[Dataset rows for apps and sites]
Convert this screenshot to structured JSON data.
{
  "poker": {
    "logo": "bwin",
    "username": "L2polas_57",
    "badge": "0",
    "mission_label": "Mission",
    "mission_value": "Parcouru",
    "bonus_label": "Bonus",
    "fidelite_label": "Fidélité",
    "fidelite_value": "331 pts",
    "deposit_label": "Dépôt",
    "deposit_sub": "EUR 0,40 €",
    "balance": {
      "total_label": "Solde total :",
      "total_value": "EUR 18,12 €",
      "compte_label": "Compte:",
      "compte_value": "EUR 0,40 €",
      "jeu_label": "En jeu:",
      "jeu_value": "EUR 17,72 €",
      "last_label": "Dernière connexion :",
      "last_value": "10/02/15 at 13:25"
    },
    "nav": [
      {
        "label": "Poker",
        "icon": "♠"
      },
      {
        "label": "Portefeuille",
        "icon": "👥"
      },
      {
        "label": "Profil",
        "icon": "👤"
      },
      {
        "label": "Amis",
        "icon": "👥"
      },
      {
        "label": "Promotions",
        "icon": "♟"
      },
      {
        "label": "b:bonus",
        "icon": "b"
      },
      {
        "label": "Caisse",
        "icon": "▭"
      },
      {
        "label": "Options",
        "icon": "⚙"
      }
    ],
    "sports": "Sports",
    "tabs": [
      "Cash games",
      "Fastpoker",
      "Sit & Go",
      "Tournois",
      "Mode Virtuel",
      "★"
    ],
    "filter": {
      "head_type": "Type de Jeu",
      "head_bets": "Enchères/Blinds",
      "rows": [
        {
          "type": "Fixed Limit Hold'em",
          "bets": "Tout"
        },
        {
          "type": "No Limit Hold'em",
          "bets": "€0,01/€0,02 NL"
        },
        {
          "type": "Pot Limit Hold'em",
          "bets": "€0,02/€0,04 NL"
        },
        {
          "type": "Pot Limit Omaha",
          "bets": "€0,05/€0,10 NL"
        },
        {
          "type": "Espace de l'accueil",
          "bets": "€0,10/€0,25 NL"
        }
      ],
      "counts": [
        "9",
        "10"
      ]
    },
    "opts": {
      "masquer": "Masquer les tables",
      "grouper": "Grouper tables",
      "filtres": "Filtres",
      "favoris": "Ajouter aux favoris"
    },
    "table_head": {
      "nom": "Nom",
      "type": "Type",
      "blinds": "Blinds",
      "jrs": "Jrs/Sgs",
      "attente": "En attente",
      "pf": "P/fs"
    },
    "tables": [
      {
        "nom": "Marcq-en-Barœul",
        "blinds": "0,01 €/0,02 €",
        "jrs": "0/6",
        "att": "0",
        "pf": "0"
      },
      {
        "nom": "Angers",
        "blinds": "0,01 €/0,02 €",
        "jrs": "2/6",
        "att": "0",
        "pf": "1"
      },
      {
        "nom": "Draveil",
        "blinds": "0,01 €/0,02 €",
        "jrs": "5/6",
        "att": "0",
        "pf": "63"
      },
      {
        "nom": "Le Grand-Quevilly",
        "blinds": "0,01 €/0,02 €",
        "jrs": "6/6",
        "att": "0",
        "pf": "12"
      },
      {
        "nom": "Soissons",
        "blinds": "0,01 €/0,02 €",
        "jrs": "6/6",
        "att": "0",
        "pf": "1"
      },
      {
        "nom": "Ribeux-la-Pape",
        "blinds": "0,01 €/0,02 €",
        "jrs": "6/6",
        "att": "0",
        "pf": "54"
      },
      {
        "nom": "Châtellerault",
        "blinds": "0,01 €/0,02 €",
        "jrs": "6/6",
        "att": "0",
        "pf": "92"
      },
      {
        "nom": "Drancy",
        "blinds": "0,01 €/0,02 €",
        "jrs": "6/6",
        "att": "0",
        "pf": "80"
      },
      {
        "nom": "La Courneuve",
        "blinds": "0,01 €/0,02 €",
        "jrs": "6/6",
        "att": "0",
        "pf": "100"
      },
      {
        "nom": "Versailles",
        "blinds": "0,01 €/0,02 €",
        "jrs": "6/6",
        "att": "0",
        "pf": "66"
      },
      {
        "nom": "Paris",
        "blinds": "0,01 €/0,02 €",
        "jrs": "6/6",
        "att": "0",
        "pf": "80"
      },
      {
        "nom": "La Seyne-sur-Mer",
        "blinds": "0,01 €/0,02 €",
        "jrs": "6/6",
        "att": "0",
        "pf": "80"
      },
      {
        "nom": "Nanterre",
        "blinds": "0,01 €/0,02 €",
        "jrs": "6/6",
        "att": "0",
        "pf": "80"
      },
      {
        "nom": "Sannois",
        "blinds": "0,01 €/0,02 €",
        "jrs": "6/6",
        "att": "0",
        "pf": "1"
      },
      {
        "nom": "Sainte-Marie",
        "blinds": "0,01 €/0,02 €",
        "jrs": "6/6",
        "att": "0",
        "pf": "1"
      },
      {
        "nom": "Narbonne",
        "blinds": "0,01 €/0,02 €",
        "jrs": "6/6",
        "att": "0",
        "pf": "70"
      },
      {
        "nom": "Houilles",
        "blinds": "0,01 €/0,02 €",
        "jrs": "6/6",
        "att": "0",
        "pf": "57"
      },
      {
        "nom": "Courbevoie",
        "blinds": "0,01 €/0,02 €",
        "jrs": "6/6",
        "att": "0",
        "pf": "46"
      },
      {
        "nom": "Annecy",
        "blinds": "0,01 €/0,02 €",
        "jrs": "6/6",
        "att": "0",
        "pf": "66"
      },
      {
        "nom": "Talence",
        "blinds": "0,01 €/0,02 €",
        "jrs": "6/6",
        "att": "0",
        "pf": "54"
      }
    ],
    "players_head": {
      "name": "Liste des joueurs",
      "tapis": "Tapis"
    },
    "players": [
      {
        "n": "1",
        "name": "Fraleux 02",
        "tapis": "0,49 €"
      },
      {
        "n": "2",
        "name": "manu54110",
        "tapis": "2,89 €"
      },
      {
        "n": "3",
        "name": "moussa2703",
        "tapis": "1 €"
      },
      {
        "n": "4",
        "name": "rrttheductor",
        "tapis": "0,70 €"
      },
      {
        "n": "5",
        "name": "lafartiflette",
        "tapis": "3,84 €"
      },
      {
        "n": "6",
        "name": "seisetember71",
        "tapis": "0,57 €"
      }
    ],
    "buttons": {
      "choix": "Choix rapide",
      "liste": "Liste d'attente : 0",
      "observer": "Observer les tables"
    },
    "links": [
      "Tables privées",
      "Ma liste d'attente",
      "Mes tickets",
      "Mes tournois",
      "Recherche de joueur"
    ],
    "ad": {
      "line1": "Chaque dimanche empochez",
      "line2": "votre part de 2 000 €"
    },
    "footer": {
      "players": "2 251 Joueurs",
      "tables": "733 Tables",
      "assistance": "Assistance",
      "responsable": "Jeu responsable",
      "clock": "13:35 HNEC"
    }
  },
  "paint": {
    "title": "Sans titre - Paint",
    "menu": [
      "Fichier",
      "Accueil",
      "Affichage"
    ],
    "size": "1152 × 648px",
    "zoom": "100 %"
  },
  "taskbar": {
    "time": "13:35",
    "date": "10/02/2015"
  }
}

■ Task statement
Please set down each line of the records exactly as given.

■ Exercise response
Convert this screenshot to structured JSON data.
{
  "poker": {
    "logo": "bwin",
    "username": "L2polas_57",
    "badge": "0",
    "mission_label": "Mission",
    "mission_value": "Parcouru",
    "bonus_label": "Bonus",
    "fidelite_label": "Fidélité",
    "fidelite_value": "331 pts",
    "deposit_label": "Dépôt",
    "deposit_sub": "EUR 0,40 €",
    "balance": {
      "total_label": "Solde total :",
      "total_value": "EUR 18,12 €",
      "compte_label": "Compte:",
      "compte_value": "EUR 0,40 €",
      "jeu_label": "En jeu:",
      "jeu_value": "EUR 17,72 €",
      "last_label": "Dernière connexion :",
      "last_value": "10/02/15 at 13:25"
    },
    "nav": [
      {
        "label": "Poker",
        "icon": "♠"
      },
      {
        "label": "Portefeuille",
        "icon": "👥"
      },
      {
        "label": "Profil",
        "icon": "👤"
      },
      {
        "label": "Amis",
        "icon": "👥"
      },
      {
        "label": "Promotions",
        "icon": "♟"
      },
      {
        "label": "b:bonus",
        "icon": "b"
      },
      {
        "label": "Caisse",
        "icon": "▭"
      },
      {
        "label": "Options",
        "icon": "⚙"
      }
    ],
    "sports": "Sports",
    "tabs": [
      "Cash games",
      "Fastpoker",
      "Sit & Go",
      "Tournois",
      "Mode Virtuel",
      "★"
    ],
    "filter": {
      "head_type": "Type de Jeu",
      "head_bets": "Enchères/Blinds",
      "rows": [
        {
          "type": "Fixed Limit Hold'em",
          "bets": "Tout"
        },
        {
          "type": "No Limit Hold'em",
          "bets": "€0,01/€0,02 NL"
        },
        {
          "type": "Pot Limit Hold'em",
          "bets": "€0,02/€0,04 NL"
        },
        {
          "type": "Pot Limit Omaha",
          "bets": "€0,05/€0,10 NL"
        },
        {
          "type": "Espace de l'accueil",
          "bets": "€0,10/€0,25 NL"
        }
      ],
      "counts": [
        "9",
        "10"
      ]
    },
    "opts": {
      "masquer": "Masquer les tables",
      "grouper": "Grouper tables",
      "filtres": "Filtres",
      "favoris": "Ajouter aux favoris"
    },
    "table_head": {
      "nom": "Nom",
      "type": "Type",
      "blinds": "Blinds",
      "jrs": "Jrs/Sgs",
      "attente": "En attente",
      "pf": "P/fs"
    },
    "tables": [
      {
        "nom": "Marcq-en-Barœul",
        "blinds": "0,01 €/0,02 €",
        "jrs": "0/6",
        "att": "0",
        "pf": "0"
      },
      {
        "nom": "Angers",
        "blinds": "0,01 €/0,02 €",
        "jrs": "2/6",
        "att": "0",
        "pf": "1"
      },
      {
        "nom": "Draveil",
        "blinds": "0,01 €/0,02 €",
        "jrs": "5/6",
        "att": "0",
        "pf": "63"
      },
      {
        "nom": "Le Grand-Quevilly",
        "blinds": "0,01 €/0,02 €",
        "jrs": "6/6",
        "att": "0",
        "pf": "12"
      },
      {
        "nom": "Soissons",
        "blinds": "0,01 €/0,02 €",
        "jrs": "6/6",
        "att": "0",
        "pf": "1"
      },
      {
        "nom": "Ribeux-la-Pape",
        "blinds": "0,01 €/0,02 €",
        "jrs": "6/6",
        "att": "0",
        "pf": "54"
      },
      {
        "nom": "Châtellerault",
        "blinds": "0,01 €/0,02 €",
        "jrs": "6/6",
        "att": "0",
        "pf": "92"
      },
      {
        "nom": "Drancy",
        "blinds": "0,01 €/0,02 €",
        "jrs": "6/6",
        "att": "0",
        "pf": "80"
      },
      {
        "nom": "La Courneuve",
        "blinds": "0,01 €/0,02 €",
        "jrs": "6/6",
        "att": "0",
        "pf": "100"
      },
      {
        "nom": "Versailles",
        "blinds": "0,01 €/0,02 €",
        "jrs": "6/6",
        "att": "0",
        "pf": "66"
      },
      {
        "nom": "Paris",
        "blinds": "0,01 €/0,02 €",
        "jrs": "6/6",
        "att": "0",
        "pf": "80"
      },
      {
        "nom": "La Seyne-sur-Mer",
        "blinds": "0,01 €/0,02 €",
        "jrs": "6/6",
        "att": "0",
        "pf": "80"
      },
      {
        "nom": "Nanterre",
        "blinds": "0,01 €/0,02 €",
        "jrs": "6/6",
        "att": "0",
        "pf": "80"
      },
      {
        "nom": "Sannois",
        "blinds": "0,01 €/0,02 €",
        "jrs": "6/6",
        "att": "0",
        "pf": "1"
      },
      {
        "nom": "Sainte-Marie",
        "blinds": "0,01 €/0,02 €",
        "jrs": "6/6",
        "att": "0",
        "pf": "1"
      },
      {
        "nom": "Narbonne",
        "blinds": "0,01 €/0,02 €",
        "jrs": "6/6",
        "att": "0",
        "pf": "70"
      },
      {
        "nom": "Houilles",
        "blinds": "0,01 €/0,02 €",
        "jrs": "6/6",
        "att": "0",
        "pf": "57"
      },
      {
        "nom": "Courbevoie",
        "blinds": "0,01 €/0,02 €",
        "jrs": "6/6",
        "att": "0",
        "pf": "46"
      },
      {
        "nom": "Annecy",
        "blinds": "0,01 €/0,02 €",
        "jrs": "6/6",
        "att": "0",
        "pf": "66"
      },
      {
        "nom": "Talence",
        "blinds": "0,01 €/0,02 €",
        "jrs": "6/6",
        "att": "0",
        "pf": "54"
      }
    ],
    "players_head": {
      "name": "Liste des joueurs",
      "tapis": "Tapis"
    },
    "players": [
      {
        "n": "1",
        "name": "Fraleux 02",
        "tapis": "0,49 €"
      },
      {
        "n": "2",
        "name": "manu54110",
        "tapis": "2,89 €"
      },
      {
        "n": "3",
        "name": "moussa2703",
        "tapis": "1 €"
      },
      {
        "n": "4",
        "name": "rrttheductor",
        "tapis": "0,70 €"
      },
      {
        "n": "5",
        "name": "lafartiflette",
        "tapis": "3,84 €"
      },
      {
        "n": "6",
        "name": "seisetember71",
        "tapis": "0,57 €"
      }
    ],
    "buttons": {
      "choix": "Choix rapide",
      "liste": "Liste d'attente : 0",
      "observer": "Observer les tables"
    },
    "links": [
      "Tables privées",
      "Ma liste d'attente",
      "Mes tickets",
      "Mes tournois",
      "Recherche de joueur"
    ],
    "ad": {
      "line1": "Chaque dimanche empochez",
      "line2": "votre part de 2 000 €"
    },
    "footer": {
      "players": "2 251 Joueurs",
      "tables": "733 Tables",
      "assistance": "Assistance",
      "responsable": "Jeu responsable",
      "clock": "13:35 HNEC"
    }
  },
  "paint": {
    "title": "Sans titre - Paint",
    "menu": [
      "Fichier",
      "Accueil",
      "Affichage"
    ],
    "size": "1152 × 648px",
    "zoom": "100 %"
  },
  "taskbar": {
    "time": "13:35",
    "date": "10/02/2015"
  }
}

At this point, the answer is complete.